One of the main areas ripe for kickback violations is in the COVID testing space. The most recent case involved a GA man who was paid kickbacks on a per-test basis for every COVID test patient submitted to a lab, provided that those tests were bundled with significantly more expensive respiratory pathogen panel tests. https://www.justice.gov/usao-nj/pr/georgia-man-pleads-guilty-fraud-and-kickback-scheme-involving-covid-19-and-cancer-genetic

Another area prone to abuse and kickbacks is specimen collection service arrangements with labs.   
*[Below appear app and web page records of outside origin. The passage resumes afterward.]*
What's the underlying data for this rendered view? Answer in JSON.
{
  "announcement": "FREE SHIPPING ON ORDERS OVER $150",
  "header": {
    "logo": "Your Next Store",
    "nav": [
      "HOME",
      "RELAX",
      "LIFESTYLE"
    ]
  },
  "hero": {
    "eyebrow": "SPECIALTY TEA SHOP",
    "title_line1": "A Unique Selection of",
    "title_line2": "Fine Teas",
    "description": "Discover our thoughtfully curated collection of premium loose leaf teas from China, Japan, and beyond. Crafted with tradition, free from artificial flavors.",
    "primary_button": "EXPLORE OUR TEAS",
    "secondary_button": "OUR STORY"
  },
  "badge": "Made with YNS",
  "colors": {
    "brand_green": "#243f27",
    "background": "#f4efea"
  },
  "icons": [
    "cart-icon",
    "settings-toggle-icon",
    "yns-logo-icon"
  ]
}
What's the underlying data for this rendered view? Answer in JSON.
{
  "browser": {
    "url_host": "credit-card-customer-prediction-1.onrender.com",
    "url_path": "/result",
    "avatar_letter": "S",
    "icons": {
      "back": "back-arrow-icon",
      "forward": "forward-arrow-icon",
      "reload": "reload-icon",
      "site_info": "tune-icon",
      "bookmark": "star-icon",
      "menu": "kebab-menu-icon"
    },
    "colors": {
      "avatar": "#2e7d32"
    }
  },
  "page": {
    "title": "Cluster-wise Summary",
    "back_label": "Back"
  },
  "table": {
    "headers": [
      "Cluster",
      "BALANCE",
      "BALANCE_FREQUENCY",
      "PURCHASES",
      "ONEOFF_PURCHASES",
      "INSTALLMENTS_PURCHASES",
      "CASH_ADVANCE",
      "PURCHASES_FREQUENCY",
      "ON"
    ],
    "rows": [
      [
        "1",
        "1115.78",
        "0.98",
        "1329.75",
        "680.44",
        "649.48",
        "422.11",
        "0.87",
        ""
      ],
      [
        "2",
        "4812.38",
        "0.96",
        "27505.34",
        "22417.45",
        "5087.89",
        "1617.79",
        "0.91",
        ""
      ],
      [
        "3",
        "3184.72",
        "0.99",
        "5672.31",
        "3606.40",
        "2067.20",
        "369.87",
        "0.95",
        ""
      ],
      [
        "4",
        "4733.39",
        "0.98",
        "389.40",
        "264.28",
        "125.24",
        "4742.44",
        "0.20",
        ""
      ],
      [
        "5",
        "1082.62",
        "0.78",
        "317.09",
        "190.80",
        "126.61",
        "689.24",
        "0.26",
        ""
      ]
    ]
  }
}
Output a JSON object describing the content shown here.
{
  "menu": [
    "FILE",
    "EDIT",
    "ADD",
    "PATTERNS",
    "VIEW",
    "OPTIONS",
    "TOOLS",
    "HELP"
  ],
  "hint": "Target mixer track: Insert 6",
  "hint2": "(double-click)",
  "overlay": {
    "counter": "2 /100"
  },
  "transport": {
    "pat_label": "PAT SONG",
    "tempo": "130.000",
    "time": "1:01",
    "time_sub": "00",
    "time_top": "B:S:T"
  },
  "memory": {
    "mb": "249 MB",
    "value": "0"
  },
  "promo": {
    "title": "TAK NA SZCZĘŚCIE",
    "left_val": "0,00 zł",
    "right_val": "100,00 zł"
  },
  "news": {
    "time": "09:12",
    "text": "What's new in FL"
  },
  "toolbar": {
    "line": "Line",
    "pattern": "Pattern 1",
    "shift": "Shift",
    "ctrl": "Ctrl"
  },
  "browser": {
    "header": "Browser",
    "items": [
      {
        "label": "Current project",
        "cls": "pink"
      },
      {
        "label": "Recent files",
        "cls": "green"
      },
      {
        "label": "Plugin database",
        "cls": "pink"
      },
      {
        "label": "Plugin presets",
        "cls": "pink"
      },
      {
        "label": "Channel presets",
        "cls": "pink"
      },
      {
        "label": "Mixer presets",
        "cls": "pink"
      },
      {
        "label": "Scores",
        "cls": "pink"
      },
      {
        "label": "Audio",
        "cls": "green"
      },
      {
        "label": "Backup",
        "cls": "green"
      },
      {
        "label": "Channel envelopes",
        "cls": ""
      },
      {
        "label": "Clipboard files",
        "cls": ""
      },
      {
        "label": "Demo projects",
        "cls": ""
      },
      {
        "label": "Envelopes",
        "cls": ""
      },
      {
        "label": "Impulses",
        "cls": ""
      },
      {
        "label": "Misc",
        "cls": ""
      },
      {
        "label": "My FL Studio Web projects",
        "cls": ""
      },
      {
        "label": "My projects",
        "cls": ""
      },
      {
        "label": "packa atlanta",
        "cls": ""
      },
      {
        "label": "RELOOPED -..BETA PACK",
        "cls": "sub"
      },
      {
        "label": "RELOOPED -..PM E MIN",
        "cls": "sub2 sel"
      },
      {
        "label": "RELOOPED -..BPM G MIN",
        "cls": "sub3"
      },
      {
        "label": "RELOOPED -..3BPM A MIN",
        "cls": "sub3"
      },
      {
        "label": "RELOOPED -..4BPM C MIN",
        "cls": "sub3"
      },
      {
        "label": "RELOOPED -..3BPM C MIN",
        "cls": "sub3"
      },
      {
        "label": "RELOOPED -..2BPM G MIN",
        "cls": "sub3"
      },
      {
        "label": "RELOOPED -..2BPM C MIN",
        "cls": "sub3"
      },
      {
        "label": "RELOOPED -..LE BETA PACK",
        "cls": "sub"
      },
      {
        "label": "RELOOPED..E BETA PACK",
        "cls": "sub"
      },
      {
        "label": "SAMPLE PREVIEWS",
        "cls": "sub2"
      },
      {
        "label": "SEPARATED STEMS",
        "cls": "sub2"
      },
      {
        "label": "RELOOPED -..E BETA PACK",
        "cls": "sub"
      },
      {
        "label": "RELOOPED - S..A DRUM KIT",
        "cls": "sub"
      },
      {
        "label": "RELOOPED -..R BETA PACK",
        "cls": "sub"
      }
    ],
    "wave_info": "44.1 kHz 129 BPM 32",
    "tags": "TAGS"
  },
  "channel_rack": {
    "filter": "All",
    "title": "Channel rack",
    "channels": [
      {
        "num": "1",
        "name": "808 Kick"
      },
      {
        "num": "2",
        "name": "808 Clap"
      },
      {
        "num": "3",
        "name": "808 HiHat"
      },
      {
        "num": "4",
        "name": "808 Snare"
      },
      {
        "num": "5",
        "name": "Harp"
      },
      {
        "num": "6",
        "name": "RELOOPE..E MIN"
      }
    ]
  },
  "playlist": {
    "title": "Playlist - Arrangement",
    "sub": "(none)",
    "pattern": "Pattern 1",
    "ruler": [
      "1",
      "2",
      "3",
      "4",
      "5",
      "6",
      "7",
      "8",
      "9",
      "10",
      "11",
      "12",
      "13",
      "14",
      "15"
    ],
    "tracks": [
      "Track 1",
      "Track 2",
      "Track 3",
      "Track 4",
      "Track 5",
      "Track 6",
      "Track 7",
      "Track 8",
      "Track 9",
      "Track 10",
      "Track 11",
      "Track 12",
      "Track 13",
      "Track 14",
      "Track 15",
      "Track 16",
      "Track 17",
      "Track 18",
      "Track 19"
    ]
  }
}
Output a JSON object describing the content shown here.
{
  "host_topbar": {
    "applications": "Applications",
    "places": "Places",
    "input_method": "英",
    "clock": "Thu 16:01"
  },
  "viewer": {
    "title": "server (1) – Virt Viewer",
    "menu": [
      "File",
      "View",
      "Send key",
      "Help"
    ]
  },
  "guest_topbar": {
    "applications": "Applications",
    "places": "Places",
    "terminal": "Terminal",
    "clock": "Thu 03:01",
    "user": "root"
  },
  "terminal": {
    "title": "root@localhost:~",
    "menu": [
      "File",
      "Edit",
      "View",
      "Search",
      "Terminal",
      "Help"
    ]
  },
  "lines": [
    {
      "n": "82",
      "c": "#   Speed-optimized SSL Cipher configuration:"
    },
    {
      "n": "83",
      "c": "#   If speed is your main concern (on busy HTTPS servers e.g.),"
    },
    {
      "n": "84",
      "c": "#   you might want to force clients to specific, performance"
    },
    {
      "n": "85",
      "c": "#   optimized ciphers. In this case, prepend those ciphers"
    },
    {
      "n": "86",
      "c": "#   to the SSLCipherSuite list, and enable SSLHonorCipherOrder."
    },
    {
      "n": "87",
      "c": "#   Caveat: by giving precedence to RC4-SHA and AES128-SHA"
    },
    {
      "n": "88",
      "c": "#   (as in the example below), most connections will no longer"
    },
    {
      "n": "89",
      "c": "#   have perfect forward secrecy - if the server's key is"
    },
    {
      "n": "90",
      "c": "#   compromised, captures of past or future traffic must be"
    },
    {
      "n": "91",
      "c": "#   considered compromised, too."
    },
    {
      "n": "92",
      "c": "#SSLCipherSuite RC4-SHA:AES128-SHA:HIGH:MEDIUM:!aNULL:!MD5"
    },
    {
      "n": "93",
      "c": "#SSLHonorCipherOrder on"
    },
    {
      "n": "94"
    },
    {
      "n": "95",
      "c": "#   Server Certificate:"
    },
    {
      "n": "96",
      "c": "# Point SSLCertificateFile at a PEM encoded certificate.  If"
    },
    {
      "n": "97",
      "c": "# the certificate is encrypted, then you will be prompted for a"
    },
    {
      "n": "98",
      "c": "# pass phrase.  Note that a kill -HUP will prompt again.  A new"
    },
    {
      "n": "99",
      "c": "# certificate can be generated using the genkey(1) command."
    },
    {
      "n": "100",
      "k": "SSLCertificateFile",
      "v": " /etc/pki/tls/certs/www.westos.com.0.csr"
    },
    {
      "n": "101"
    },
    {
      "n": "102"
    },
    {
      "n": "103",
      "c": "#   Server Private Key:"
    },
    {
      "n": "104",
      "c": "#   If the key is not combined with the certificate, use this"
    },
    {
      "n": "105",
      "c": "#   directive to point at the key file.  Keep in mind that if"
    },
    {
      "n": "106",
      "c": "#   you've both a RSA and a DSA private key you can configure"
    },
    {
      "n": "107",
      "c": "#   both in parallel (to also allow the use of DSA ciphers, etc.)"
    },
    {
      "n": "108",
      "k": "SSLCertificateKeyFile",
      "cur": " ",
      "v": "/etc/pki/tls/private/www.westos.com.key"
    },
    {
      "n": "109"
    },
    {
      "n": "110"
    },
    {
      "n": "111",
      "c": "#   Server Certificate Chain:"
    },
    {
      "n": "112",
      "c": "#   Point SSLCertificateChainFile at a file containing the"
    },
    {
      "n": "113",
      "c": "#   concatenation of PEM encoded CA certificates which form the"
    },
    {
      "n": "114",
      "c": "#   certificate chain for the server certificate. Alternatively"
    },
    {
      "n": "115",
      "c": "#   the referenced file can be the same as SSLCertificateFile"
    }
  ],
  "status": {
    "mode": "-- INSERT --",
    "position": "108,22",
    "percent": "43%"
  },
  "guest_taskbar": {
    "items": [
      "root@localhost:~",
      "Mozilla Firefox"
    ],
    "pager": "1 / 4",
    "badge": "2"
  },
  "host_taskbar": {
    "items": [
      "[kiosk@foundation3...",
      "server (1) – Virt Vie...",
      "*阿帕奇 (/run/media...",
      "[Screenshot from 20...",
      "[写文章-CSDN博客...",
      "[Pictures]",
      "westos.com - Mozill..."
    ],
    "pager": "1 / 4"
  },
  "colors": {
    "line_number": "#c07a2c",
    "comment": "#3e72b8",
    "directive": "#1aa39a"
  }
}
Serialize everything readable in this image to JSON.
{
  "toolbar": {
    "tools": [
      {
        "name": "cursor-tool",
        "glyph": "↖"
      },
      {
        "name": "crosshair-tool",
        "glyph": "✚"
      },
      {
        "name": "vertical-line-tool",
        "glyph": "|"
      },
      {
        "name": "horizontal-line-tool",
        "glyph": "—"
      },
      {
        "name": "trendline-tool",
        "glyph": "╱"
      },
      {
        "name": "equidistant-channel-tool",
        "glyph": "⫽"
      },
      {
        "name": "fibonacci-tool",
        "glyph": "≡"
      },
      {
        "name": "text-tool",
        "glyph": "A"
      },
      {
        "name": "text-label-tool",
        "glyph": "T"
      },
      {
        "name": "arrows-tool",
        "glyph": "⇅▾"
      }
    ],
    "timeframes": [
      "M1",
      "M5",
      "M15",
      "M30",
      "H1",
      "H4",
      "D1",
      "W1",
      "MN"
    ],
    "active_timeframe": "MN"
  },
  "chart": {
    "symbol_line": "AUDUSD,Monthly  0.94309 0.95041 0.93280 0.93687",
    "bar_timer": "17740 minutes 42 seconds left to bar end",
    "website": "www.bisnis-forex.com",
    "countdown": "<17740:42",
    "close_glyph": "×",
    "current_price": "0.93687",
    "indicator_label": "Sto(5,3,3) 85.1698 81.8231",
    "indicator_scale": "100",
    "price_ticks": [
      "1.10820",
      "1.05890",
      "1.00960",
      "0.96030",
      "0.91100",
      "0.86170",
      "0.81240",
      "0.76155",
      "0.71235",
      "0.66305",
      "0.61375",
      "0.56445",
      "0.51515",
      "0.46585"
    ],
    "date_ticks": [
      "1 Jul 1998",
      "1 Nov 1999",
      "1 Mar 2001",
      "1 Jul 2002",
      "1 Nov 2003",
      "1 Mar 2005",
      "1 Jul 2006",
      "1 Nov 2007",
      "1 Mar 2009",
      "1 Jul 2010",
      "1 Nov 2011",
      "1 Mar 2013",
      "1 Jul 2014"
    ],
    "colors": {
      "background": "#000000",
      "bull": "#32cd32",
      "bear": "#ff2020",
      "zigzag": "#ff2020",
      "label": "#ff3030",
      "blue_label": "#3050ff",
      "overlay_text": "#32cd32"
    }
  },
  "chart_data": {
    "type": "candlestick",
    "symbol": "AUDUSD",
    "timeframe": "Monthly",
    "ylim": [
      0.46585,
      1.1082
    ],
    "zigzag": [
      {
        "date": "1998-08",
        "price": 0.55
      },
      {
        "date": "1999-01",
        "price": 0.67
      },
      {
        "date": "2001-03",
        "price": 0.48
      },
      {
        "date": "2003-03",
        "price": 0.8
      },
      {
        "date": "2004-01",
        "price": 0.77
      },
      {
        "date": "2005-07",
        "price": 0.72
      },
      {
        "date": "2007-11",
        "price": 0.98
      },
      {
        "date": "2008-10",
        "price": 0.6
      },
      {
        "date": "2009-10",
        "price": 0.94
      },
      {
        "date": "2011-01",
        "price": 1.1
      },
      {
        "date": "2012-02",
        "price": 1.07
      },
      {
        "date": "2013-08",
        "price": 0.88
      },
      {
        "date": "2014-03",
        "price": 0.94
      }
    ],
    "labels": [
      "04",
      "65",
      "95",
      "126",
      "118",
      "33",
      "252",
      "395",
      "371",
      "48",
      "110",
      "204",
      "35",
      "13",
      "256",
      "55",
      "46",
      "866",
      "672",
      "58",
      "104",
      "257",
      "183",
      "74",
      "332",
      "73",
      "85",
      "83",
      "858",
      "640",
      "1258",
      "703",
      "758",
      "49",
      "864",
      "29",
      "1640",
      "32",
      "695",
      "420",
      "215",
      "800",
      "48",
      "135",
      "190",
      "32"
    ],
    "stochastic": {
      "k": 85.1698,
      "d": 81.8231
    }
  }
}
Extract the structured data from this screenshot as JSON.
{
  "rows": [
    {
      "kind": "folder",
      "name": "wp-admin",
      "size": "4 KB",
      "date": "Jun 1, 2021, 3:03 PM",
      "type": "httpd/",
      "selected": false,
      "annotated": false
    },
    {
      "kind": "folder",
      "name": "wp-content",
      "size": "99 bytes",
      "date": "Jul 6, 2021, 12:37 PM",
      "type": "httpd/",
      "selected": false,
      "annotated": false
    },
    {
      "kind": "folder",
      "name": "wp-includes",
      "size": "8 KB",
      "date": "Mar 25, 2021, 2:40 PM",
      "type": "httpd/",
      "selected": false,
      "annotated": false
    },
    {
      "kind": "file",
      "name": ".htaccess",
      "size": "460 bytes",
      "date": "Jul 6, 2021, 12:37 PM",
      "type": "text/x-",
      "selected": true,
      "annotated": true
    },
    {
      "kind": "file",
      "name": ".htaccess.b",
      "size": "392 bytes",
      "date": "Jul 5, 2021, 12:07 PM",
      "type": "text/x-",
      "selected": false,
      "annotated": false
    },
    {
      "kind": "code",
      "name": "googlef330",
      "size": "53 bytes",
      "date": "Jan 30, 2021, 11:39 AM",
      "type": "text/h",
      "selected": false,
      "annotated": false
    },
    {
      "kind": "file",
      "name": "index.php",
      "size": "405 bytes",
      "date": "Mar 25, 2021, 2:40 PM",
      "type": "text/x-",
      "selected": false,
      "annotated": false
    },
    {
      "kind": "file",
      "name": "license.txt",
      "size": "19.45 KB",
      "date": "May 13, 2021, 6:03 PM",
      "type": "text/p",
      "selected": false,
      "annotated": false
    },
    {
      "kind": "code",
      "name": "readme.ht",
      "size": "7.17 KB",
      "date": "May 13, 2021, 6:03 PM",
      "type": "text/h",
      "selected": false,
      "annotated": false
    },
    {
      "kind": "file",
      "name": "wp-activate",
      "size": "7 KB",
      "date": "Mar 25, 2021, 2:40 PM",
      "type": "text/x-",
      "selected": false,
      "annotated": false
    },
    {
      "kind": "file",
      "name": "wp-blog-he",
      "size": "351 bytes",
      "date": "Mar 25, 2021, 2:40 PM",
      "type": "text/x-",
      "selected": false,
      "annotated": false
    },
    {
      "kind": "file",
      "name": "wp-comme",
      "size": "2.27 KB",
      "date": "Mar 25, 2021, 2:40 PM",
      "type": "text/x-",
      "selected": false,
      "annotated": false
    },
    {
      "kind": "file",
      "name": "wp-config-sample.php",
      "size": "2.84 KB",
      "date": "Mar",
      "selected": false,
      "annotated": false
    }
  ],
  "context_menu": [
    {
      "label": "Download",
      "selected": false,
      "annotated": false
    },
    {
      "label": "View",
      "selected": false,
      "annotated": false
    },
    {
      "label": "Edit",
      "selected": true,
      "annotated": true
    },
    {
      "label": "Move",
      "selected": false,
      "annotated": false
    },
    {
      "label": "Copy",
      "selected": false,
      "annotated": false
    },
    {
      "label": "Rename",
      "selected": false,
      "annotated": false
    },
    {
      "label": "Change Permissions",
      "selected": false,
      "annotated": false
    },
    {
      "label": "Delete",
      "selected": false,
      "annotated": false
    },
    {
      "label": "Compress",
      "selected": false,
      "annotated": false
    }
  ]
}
The services agreements are those arrangements where the collection site is performing only the nasal swab and not undertaking any type of management or marketing functions.  It’s my understanding that these arrangements can be structured on a $/test basis and still comply with EKRA and AKS.  Appraisers are encountering quite a challenge estimating the FMV of specimen collection services.  

In assessing the FMV of specimen collection services, the first instinct is to observe market-based rates and established benchmarks, such as CPT 99211.  Specifically, CMS said; “For the duration of the COVID-19 PHE, we are therefore finalizing on an interim basis that when the services described by CPT code 99211 for a level 1 E/M visit are furnished for the purpose of a COVID-19 assessment and specimen collection, the code can be billed for both new and established patients.” CMS, in the same paragraph, notes that direct supervision for specimen collection may be met through the “virtual presence of the supervising physician or practitioner using interactive audio and video technology for the duration of the public health emergency.” [1]The current Medicare reimbursement for this code is only $23.03 (while the Medicare reimbursement for the entire COVID test is about $51). But, this code and reimbursement were originally intended for testing performed in a traditional medical office where the practice would be reimbursed for performing other services.

The remote specimen collection sites are a new and evolving business model with start-up costs and overhead, albeit lower than a traditional physician’s office. The current reimbursement of $23.03 doesn’t come close to supporting the same services being provided in a dedicated remote site.  Based on this analysis, the appropriate FMV for specimen collections services is somewhere north of the $23.03 reimbursement for CPT code 99211, but less than the $51 Medicare reimbursement for the entire test.  Remember, the specimen collection sites are simply performing a portion of the whole testing service.

If you need an FMV opinion for specimen collection services, please give me a call.


[1] CMS-5531-IFC, released April 30, 2020 page 188